But then there’s the other kind of creative anxiety, the hindering kind. The little negative voice in the back of your brain that hitches a ride on your creative flow, all the while pointing out the flaws in your work and whispering “Nobody’s going to like this. Are you sure you even want to put it out there? What if it fails? Not good enough not good enough not good enough.” Like Gollum talking to himself in Lord of the Rings.
If creativity were a barefoot marathon, this kind of anxiety would be like stepping on a rock every other time your feet touched the ground, holding you up every time you try to move forward. A little anxiety is good for creativity; it helps us improve. But Creative anxiety also makes you your own worst judge. And judgement isn’t just telling yourself your work isn’t good enough – it’s also getting caught up in overthinking what designs you “should” make because you think they’ll sell better rather than making art you are passionate about. But as a musician friend of mine always used to say about his music, “who are you to judge your own work?”
To judge our work is to judge ourselves, to try to be something we’re not. Trying to steer your creative mental stream towards what you think will appeal to others or will get you those sweet, sweet ‘likes’ just puts up damns in your creative flow. As Scott Barry Kaufman of Scientific American says: “It seems that the key to creative cognition is opening up the floodgates and letting in as much information as possible. Because you never know: sometimes the most bizarre associations can turn into the most productively creative ideas.”
Look at Hamilton creator and star Lin-Manuel Miranda. On paper, a hip-hop musical about the first U.S Treasurer doesn’t sound like it ever should have taken off. But rather than let that potential anxiety stop Miranda from innovating, he kept going. Because he was passionate about it. He recently spoke at Lyric Opera in Chicago, and one thing he said really stood out to me:
“You cannot do something because you think it’ll make money. You have to do it because you love it. Or you have to do it because you think you’ll learn from it.”
The constant worry that your designs aren’t good enough or won’t sell can become a self-fulfilling prophecy. Pretty soon, instead of creating more art or growing your online shop or market yourself better on social media, you’re re-binging Stranger Things on Netflix for the third time rather than trying to improve.
I’m a hypocrite, really. While writing this piece, I bit all my fingernails back down to stubs because my own creative anxiety was getting in my head (really, I did). But that’s the key to facing creative anxiety: don’t let it stop you from creating. With the negative Gollum voice whispering sweet negative nothings in our ear, how can we possibly judge our own work in a non-biased way? We can’t. Don’t let your anxiety judge your work before it’s even started.

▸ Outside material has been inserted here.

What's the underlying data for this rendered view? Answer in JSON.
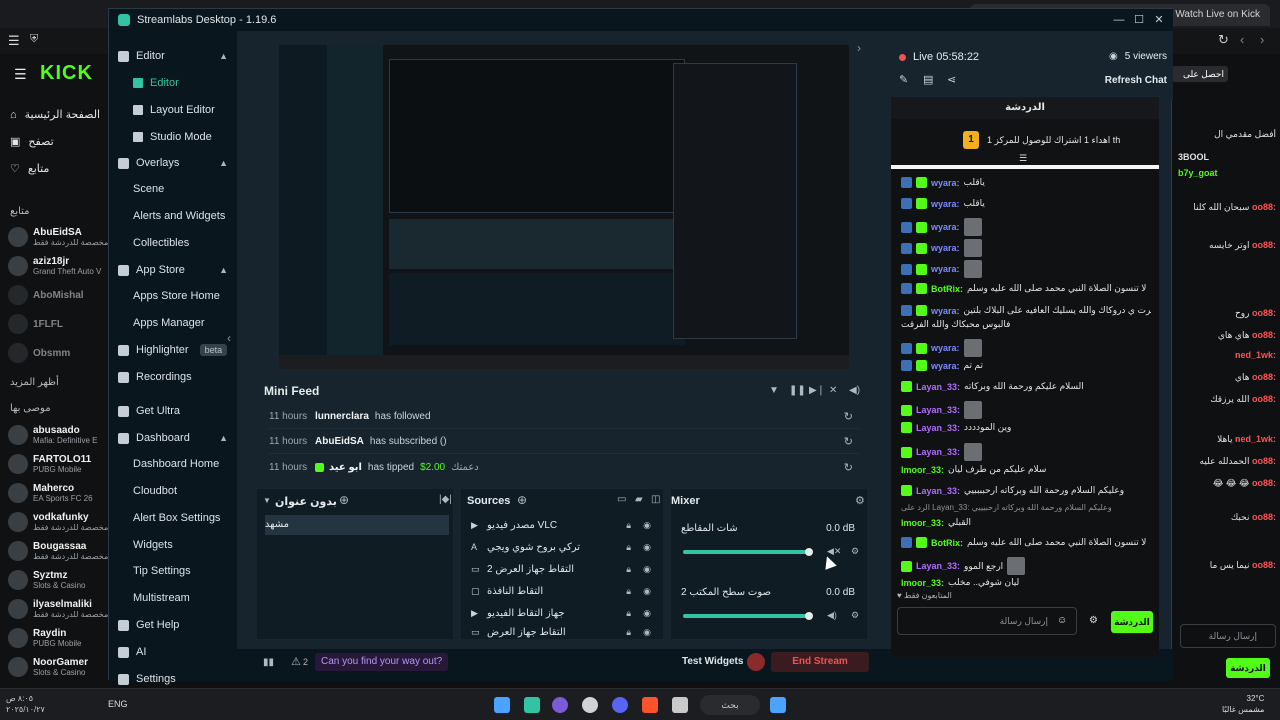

Some tips for pushing past anxious blockades:
– Acknowledge it: Ignoring the monster in the closet doesn’t make it go away. Acknowledge your anxiety, try to pinpoint the cause, maybe write down what you’re worried about to get it out of your head. Then you can work on what’s making you anxious and move on.
– Go outside: Or just away from your work. Sometimes the best thing to do is to free-write or draw whatever you want to work on, then walk away from it for awhile and come back with fresh eyes.
– Unplug: It’s amazing how effective turning off your phone, taking out your headphones, and removing distractions can be. Clear your mind.
– Read or listen to podcasts: Sometimes reading or discovering something new can inspire you to create something by freeing up the creative flow your anxiety blocked up.
We’re an artist community built on the power of helping each other succeed — if you’re reading this and have tips of your own to share, please do so in the comments! Thank you!
Illustrations done by the amazing Katie Lukes